Georges Bizet’s CARMEN was a deliberate and direct affront to the Romantic operatic tradition. The fiercely independent spirit of the eponymous heroine was the polar opposite of the passive suffering of the female characters that had populated the opera stage up to that point. Yet CARMEN is anti-Romantic in a larger sense: Bizet’s opera presents a world in which love as a feeling between two people is out of place and has long been supplanted by sex and violence. Carmen and Escamillo, the torero, are emblematic of this new society, where survival of the fittest is the only law that counts, a world where Don José, with his bourgeois ideal of love, remains an oddity, doomed to fail. With his clear-eyed view of the bleakness of the human condition Bizet lines up with novelist Emile Zola.
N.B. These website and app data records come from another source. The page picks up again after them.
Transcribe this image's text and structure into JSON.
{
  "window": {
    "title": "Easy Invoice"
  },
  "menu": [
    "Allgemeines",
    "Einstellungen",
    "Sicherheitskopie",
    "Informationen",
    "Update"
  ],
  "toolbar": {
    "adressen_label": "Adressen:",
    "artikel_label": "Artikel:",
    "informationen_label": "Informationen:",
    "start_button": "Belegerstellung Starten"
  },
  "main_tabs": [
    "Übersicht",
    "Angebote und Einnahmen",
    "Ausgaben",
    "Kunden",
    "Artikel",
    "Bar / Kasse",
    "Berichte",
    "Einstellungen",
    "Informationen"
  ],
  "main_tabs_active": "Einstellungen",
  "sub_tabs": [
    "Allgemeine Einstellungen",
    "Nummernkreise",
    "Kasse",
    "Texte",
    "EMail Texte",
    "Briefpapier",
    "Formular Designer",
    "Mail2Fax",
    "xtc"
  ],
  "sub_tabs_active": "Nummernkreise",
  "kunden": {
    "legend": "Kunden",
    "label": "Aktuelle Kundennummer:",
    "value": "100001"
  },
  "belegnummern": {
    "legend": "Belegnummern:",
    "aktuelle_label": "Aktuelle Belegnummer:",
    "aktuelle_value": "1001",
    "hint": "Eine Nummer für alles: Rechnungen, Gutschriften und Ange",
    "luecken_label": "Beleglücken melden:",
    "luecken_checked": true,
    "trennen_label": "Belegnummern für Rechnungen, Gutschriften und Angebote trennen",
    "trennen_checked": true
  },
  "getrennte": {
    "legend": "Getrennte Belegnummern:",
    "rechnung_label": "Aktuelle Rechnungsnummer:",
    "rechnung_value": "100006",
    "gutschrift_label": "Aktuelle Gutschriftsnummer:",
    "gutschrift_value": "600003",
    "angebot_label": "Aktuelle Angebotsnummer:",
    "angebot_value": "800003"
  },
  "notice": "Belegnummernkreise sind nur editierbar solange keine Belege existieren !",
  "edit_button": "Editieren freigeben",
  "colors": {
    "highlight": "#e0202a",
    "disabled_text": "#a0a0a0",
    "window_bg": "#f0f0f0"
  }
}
In a rejection of the stereotypical image peddled by many productions, Bizet’s Spain casts the ugliness of poverty in a true light.
Source © Deutsche Oper Berlin